No one likes Cover Letters

It seems to me, that despite the general consensus that no one actually cares about cover letters, they are still embedded in the recruitment process for a large number of organisations. Looking through vacancies, both on job boards and company websites, it appears that alongside a CV, candidates are almost always required to send in a cover letter to support their application.

But why, when no one cares about them, or really gets anything out of them?

I’ll be honest; the only time I ever attempt to read a cover letter is when I’m trying to determine the communication/language skills of a candidate. When it comes to CV’s many international candidates pay to have theirs written for them (which can be a problem when they can’t explain what’s on there!), meaning it’s difficult to determine the English ability of a candidate, as it’s not actually their handy work. However, on many occasions, even this proves to be a waste of my time as the cover letter is so standardised it may well have been written by someone on the other side of the world.

And therein lies the problem.

Cover letters have become so standardised that there is simply nothing to gain from reading them. Candidates typically send the same cover letter for every role they apply for, and the information within the cover letter is nothing that can’t be easily found within the first few lines of their CV, or LinkedIn profile. This again brings me back to my question about why companies still actually want candidates to send through cover letters- is it because they have always been a part of the recruitment model and people are afraid of change? Maybe.  The truth is, when I speak with hiring managers about why they want cover letters, I never really get an answer- “It’s just a standard requirement of ours and always has been” is the most common response.

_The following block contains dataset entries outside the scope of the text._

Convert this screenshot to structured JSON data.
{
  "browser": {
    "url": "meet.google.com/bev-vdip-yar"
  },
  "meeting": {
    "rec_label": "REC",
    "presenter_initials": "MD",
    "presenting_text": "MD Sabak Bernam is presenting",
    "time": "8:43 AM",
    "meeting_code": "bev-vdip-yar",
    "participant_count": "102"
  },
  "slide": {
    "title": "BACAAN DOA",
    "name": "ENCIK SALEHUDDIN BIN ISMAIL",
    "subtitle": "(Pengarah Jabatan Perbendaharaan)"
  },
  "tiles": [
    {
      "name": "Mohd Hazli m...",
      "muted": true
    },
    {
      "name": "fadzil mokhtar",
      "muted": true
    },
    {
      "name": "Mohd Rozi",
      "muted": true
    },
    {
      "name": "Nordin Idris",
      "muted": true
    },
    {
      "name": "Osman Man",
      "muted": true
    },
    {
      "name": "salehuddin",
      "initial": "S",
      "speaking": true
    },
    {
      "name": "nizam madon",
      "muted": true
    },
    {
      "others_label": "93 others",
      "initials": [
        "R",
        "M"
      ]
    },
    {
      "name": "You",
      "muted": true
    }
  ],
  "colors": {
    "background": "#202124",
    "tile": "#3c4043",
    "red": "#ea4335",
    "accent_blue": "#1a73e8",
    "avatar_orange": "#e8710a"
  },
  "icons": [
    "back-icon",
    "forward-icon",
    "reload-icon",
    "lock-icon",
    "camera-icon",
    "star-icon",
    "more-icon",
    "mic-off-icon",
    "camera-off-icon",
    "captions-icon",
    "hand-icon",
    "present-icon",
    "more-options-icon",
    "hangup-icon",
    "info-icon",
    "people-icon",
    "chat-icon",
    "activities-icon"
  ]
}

So despite the fact that nothing is gained from reading cover letters, no one likes them, and candidates typically make no effort with them, how can you as an applicant really stand out, while still sticking to the vacancy application requirements? One good way, is to actually personalise your cover letter and make it relevant to the person/role you are applying for. The second, is to present it in a way that will stand out. Now, I don’t mean go and hire a graphic designer to make your cover letter look amazing, I’m talking something far simpler. Go down to your local post office, and mail your cover letter in the old fashioned way. Now this approach is best taken if you have already spoken to a hiring manager on the phone, as this type of cover letter (or personalised letter as we like to call it) is a great way to follow up a conversation and really stick in the mind of the decision maker.

By now you may be thinking “who send snail-mail in the age of the email?!” But that’s exactly the point! Sending your cover letter via email, along with the other 50 applicants isn’t really going to get you notice is it? But sending something rare like a letter certainly will. Here’s a handy tip for you – send it in an A4 sized envelope; because who doesn’t open mail that comes in an A4 sized envelope? I still think it’s best to also send your resume through in digital copy as this can make it easier for hiring managers to pass among each other, but reference the fact you have also emailed a digital copy of your CV in your personalised, physical letter.

Traditional cover letters are boring, useless and often overlooked, so why not mix yours up and stand out from the crowd? This approach may seem old-fashioned and out of date, but I can guarantee you will get noticed among a pool of candidates, and that may be the difference between you getting a role and being just another applicant.

For more information on how to write a winning personalised letter, or anything to do with landing your dream role, head over to the Jobzdojo Gumroad Learning Centre.

Eamonn Dunn

920 Recruitment, Auckland